Sexy is, as the commercials say, “often imitated but never duplicated.” It’s not baring lots of skin or exhibiting a particular sort of behavior but, rather, it is a natural quality that shines even through a high-button housecoat. In other words, you either have it or you don’t. Julie London oozed it! Cry Me A River pretty much became her signature song and nobody ever did it better … it’s amazing how Julie’s simple but sexy rendition so completely outclasses modern ‘Divas’ with all their vocal gymnastics and glory notes! This cut is from the May 1964 laser disc The Julie London Show with the Bobby Troup Quintet.
This video was taken on March 28, 1960 in Düsseldorf, West Germany during Coltrane’s first time in Europe. The band is one of Miles Davis’s first great quintets, but without Miles who chose to sit out this particular night. It’s John Coltrane on tenor with sidemen Wynton Kelly on Piano, Paul Chambers bass and Jimmy Cobb drums … all stars in their own right. The clip is sourced from the John Coltrane “Jazz Icons” DVD.
One of George Shearing’s signature pieces, a classic illustration of the trademark Shearing sound. While he moved on to solo work and vocal accompanyment, anyone who grew up with Shearing grew up with the sound of his quintet.
Originally trained as a classical pianist, Sergio Mendes was drawn to jazz and ultimately to Brazilian music with its Bossa Nova beat and soft pop stylings. His music is timeless and his name and Brasil ’66 have become household words worldwide and across generations.

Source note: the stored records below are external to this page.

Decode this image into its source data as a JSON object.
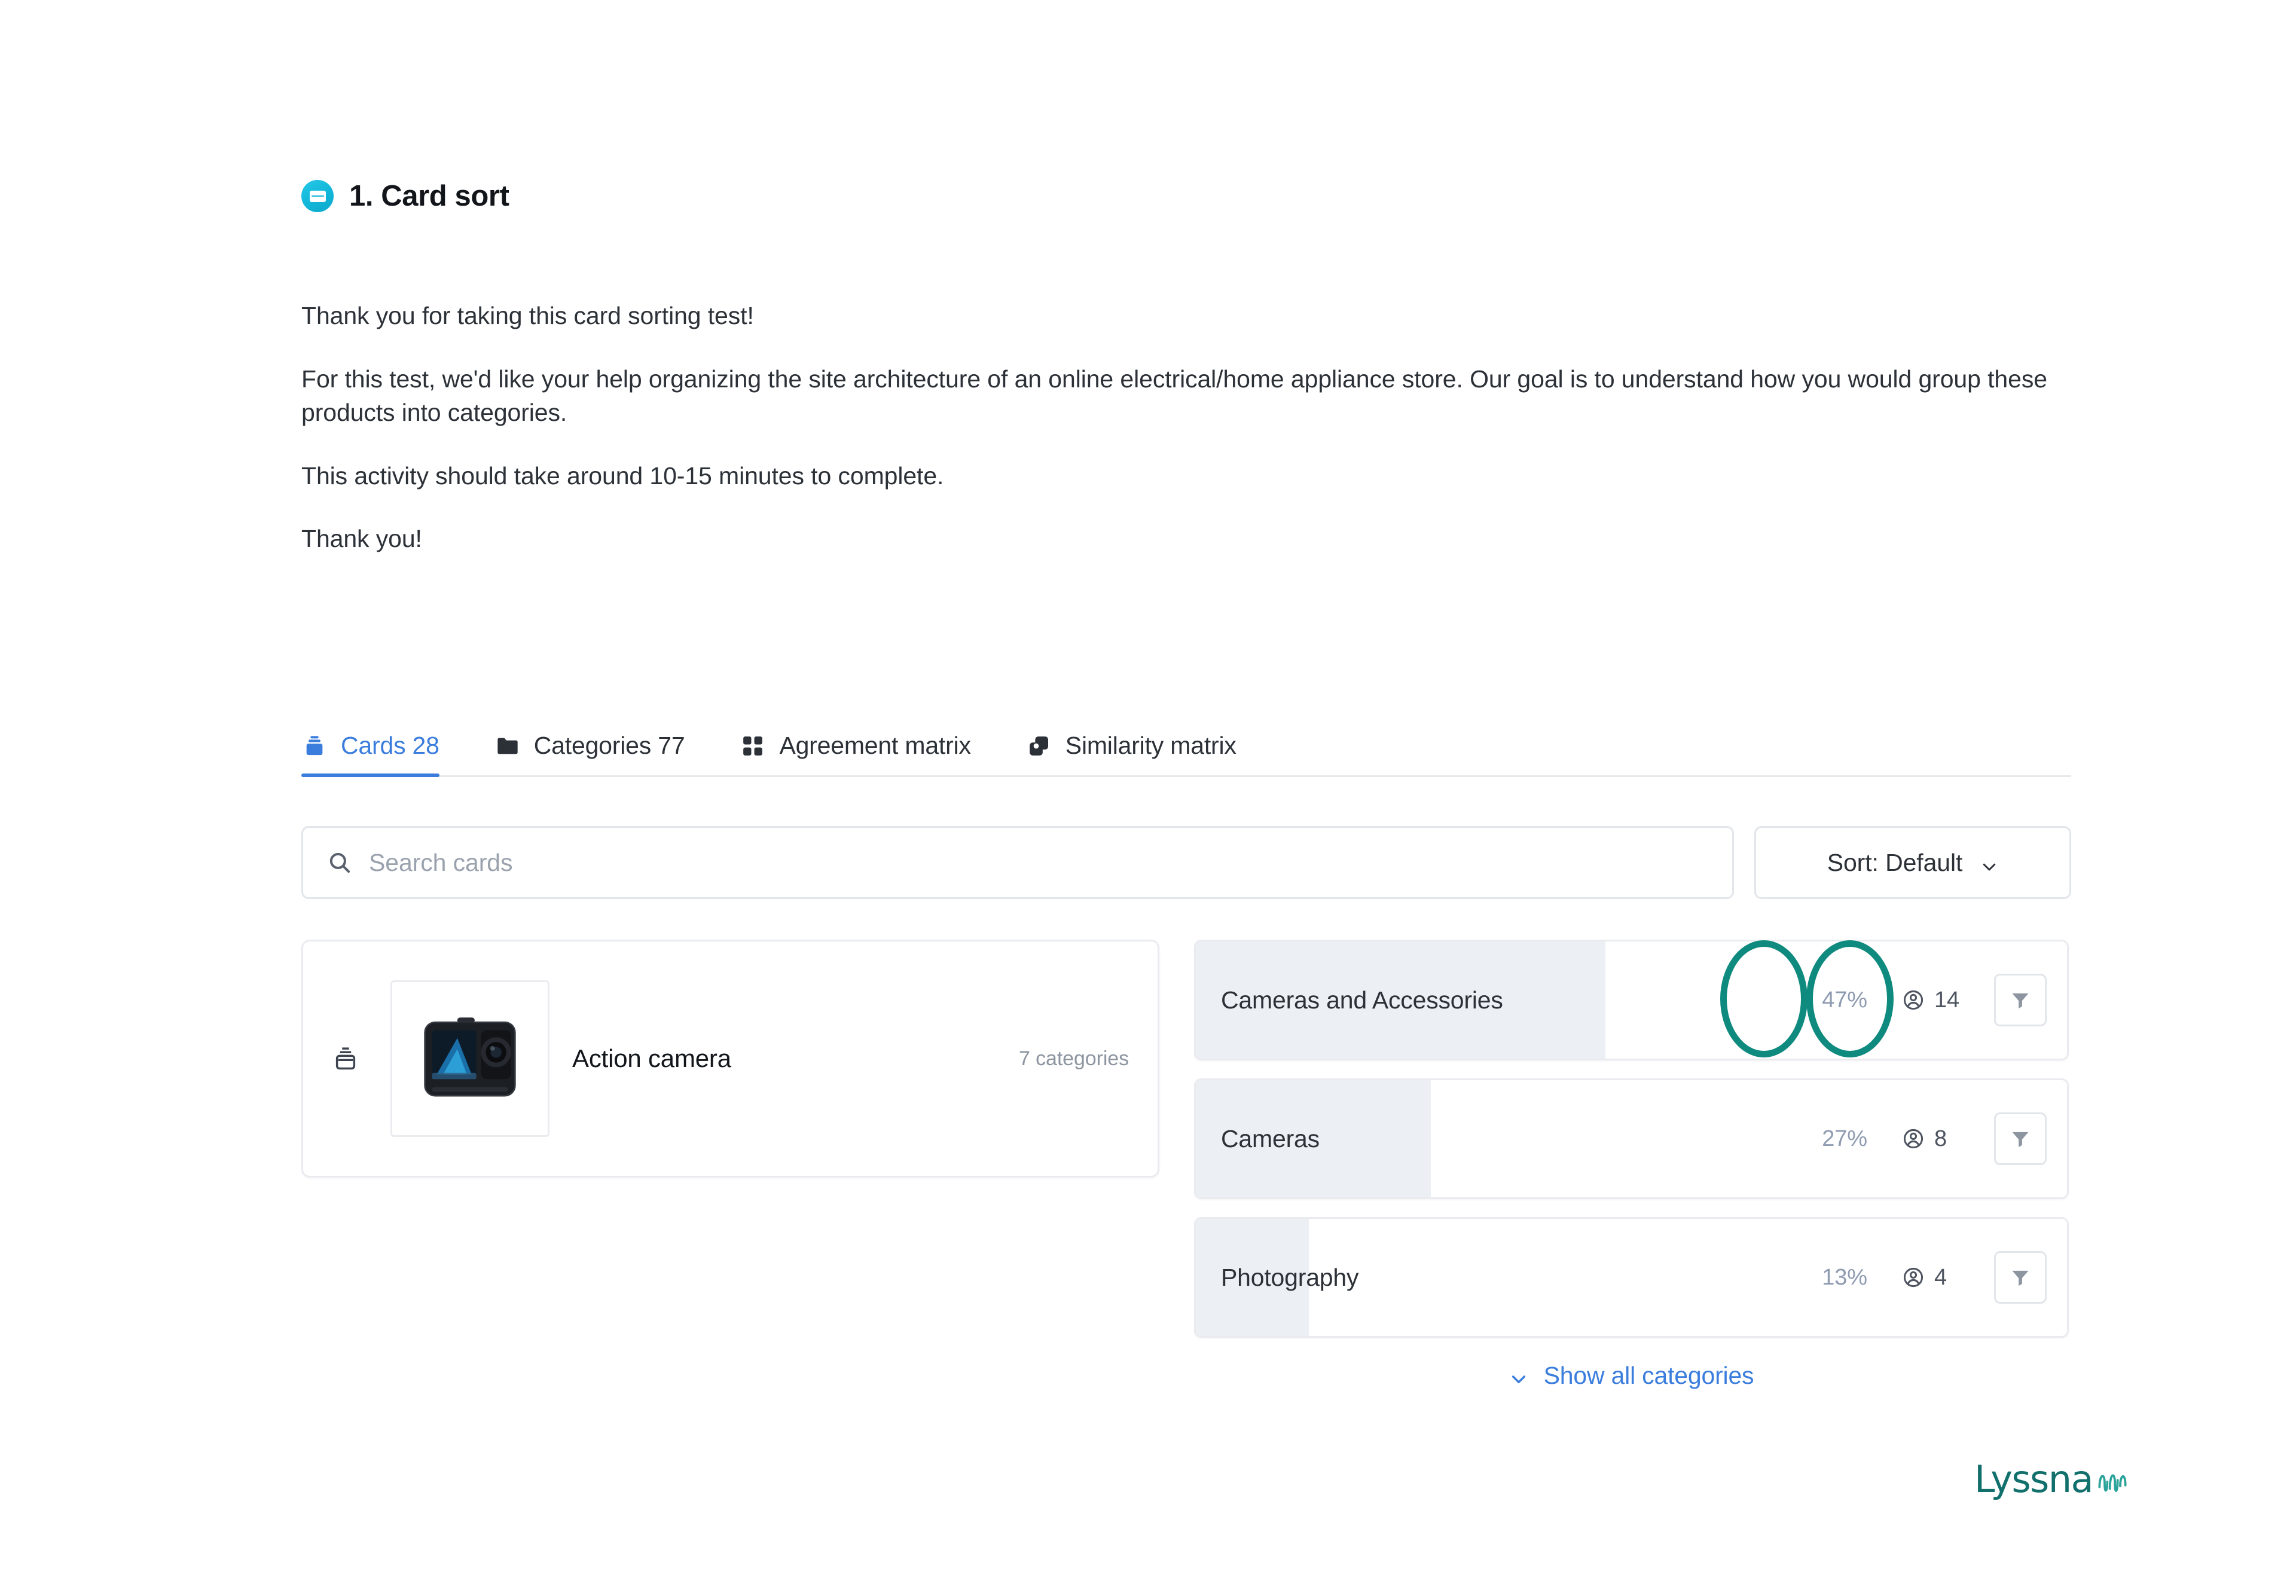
{
  "heading": {
    "icon": "card-sort-icon",
    "title": "1. Card sort"
  },
  "intro": {
    "paragraphs": [
      "Thank you for taking this card sorting test!",
      "For this test, we'd like your help organizing the site architecture of an online electrical/home appliance store. Our goal is to understand how you would group these products into categories.",
      "This activity should take around 10-15 minutes to complete.",
      "Thank you!"
    ]
  },
  "tabs": [
    {
      "label": "Cards 28",
      "icon": "cards-stack-icon",
      "active": true
    },
    {
      "label": "Categories 77",
      "icon": "folder-icon",
      "active": false
    },
    {
      "label": "Agreement matrix",
      "icon": "grid-four-icon",
      "active": false
    },
    {
      "label": "Similarity matrix",
      "icon": "overlapping-squares-icon",
      "active": false
    }
  ],
  "toolbar": {
    "search_placeholder": "Search cards",
    "search_value": "",
    "search_icon": "search-icon",
    "sort_label": "Sort: Default",
    "sort_chevron": "chevron-down-icon"
  },
  "card": {
    "drag_icon": "cards-stack-icon",
    "thumbnail": "action-camera-photo",
    "title": "Action camera",
    "meta": "7 categories"
  },
  "categories": {
    "rows": [
      {
        "name": "Cameras and Accessories",
        "percent_label": "47%",
        "percent_value": 47,
        "participants": "14",
        "person_icon": "person-icon",
        "filter_icon": "filter-icon"
      },
      {
        "name": "Cameras",
        "percent_label": "27%",
        "percent_value": 27,
        "participants": "8",
        "person_icon": "person-icon",
        "filter_icon": "filter-icon"
      },
      {
        "name": "Photography",
        "percent_label": "13%",
        "percent_value": 13,
        "participants": "4",
        "person_icon": "person-icon",
        "filter_icon": "filter-icon"
      }
    ],
    "show_all_label": "Show all categories",
    "show_all_icon": "chevron-down-icon"
  },
  "annotations": {
    "color": "#0f8a7e",
    "circles": [
      {
        "target": "percent-47",
        "shape": "ellipse"
      },
      {
        "target": "participants-14",
        "shape": "ellipse"
      }
    ]
  },
  "branding": {
    "name": "Lyssna",
    "mark": "sound-wave-icon",
    "color": "#11706c"
  },
  "theme": {
    "accent_blue": "#3b7ddd",
    "icon_cyan": "#12b6d8",
    "bar_grey": "#eceff4",
    "text_dark": "#2c3138",
    "text_muted": "#8d95a1"
  }
}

Watch What Happens
Get ready to be blown away! This live rendition of the Work Song was recorded in 1963. It features Cannonball Adderley on alto sax with what he called “one of his better solos”. Also Nat Adderley plays cornet, Joe Zawinul piano, Sam Jones bass, and Louis Hayes is on drums.

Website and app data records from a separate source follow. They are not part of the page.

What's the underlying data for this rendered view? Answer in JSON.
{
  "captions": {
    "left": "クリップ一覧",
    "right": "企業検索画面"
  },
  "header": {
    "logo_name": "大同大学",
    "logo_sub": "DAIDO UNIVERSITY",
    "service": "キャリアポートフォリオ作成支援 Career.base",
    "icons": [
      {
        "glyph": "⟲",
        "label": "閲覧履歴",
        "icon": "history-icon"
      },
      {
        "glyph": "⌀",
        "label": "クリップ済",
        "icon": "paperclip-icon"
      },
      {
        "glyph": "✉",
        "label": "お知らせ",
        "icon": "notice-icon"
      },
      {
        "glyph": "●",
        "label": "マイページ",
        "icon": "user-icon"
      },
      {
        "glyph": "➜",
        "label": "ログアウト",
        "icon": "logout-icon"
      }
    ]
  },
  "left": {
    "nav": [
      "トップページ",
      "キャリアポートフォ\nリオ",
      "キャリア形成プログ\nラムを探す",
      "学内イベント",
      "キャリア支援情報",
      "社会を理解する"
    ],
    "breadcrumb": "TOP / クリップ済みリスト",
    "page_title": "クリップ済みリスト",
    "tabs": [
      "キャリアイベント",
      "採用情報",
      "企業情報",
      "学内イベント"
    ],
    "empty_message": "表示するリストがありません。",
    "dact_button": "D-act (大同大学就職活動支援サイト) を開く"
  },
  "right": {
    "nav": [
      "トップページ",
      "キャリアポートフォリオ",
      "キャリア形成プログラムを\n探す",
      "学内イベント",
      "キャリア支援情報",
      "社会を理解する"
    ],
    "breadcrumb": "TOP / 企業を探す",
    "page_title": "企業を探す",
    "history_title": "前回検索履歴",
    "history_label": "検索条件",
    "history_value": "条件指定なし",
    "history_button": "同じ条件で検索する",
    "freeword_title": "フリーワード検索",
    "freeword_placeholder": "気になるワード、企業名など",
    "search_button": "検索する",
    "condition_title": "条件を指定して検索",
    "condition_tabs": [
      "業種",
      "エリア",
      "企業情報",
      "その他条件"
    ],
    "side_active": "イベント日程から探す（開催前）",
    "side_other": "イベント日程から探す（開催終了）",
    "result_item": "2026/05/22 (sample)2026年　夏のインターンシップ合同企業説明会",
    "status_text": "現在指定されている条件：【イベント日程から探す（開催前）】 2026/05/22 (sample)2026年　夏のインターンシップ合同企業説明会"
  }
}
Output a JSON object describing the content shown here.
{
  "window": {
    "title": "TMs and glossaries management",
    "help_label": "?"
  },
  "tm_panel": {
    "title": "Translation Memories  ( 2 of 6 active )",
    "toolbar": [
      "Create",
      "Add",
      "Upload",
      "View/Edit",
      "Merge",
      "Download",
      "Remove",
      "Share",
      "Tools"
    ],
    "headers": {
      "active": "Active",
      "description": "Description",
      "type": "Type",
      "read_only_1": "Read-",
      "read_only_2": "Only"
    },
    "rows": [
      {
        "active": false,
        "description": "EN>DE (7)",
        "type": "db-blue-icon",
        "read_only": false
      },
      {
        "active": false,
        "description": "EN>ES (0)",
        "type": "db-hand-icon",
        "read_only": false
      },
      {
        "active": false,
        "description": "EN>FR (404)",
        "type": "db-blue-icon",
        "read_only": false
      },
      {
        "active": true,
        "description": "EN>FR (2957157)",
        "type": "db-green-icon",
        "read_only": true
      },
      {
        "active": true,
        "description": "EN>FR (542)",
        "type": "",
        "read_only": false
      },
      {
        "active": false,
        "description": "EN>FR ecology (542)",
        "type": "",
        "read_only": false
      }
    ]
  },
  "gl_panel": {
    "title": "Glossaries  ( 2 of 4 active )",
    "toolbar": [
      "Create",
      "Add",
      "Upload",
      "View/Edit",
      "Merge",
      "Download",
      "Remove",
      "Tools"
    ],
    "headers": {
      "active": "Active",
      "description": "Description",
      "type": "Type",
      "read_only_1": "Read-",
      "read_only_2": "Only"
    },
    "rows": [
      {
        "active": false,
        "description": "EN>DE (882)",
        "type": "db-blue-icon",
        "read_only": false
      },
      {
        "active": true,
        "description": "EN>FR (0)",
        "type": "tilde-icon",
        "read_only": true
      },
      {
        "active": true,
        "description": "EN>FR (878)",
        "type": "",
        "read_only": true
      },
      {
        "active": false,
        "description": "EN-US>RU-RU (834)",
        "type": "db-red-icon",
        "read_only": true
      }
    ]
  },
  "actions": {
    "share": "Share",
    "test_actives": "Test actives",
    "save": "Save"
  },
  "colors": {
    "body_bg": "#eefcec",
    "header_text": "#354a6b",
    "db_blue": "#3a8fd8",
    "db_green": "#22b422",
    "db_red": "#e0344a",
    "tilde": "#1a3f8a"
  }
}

Recorded 1971 in Tivoli by The Jazz Giants: Dizzy Gillespie, trumpet; Thelonius Monk, piano; Kai Winding, trombone; Sonny Stitt, alto and tenor saxes; Al McKibbon, bass and Art Blakey, drums. It just doesn’t get better than that!
A little adventure into Jazz/R&B with two incredible organists, Jimmy Smith and Jimmy McGriff. Also featuring Herman Riley (sax), Carl Lockett (guitar), and James Levy (drums). Recorded at the Montreux Jazz Festival, July 1992.
The legendary Ben Webster and Charlie Shavers at the Cafe Montmarte in Copenhagen, 1971. It is said a young accompanying musician once asked Ben, “Why do you always cry while you’re playing?” “I play so beautiful” was the response!